= Task =
The answer must be one number: how many lines in the records below contain the word "CONNECTIONS".

=== Begin Enclosure ===

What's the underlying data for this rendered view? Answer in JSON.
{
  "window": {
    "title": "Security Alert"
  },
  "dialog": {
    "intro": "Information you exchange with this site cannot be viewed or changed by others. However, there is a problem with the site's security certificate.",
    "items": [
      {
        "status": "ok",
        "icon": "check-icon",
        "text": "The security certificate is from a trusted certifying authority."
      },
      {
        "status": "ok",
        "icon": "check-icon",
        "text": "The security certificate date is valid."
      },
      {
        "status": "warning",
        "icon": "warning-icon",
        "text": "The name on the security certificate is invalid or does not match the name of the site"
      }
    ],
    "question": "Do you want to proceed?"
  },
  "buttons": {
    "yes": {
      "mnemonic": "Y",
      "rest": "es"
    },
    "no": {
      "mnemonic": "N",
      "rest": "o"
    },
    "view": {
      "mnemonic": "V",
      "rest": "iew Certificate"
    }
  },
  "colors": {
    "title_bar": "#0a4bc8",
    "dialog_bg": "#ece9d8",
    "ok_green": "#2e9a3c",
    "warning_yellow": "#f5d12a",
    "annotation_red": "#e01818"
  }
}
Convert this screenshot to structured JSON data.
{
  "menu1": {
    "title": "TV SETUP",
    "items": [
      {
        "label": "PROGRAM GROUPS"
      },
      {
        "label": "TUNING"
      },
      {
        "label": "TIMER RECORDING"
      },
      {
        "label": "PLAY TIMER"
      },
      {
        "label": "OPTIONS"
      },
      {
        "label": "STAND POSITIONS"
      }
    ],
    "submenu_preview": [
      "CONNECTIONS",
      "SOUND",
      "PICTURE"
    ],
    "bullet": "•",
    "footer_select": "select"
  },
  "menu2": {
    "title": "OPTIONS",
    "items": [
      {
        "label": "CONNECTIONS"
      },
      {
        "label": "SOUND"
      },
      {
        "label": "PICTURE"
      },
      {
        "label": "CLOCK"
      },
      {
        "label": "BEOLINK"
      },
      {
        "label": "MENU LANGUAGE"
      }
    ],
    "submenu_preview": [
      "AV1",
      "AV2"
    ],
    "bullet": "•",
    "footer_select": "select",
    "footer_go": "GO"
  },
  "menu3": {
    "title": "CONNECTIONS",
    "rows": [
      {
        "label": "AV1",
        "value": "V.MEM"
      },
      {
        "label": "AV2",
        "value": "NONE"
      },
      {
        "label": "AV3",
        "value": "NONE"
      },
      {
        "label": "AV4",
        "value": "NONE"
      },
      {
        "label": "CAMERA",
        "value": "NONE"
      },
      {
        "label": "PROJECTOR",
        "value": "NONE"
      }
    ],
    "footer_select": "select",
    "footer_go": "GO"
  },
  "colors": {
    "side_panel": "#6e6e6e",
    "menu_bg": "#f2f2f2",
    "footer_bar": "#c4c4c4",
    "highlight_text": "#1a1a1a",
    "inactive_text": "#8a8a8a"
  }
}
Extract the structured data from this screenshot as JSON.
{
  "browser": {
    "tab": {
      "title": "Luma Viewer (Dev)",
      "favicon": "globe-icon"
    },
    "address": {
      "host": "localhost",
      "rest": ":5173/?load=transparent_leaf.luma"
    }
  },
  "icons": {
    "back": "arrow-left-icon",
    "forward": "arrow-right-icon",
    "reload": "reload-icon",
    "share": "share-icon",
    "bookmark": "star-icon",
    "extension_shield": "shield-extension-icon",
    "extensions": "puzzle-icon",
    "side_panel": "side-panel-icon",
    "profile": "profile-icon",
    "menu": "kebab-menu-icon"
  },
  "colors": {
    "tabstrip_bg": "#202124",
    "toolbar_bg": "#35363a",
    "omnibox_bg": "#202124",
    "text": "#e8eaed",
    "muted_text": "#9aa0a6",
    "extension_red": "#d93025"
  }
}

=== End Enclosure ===

= Final answer =
3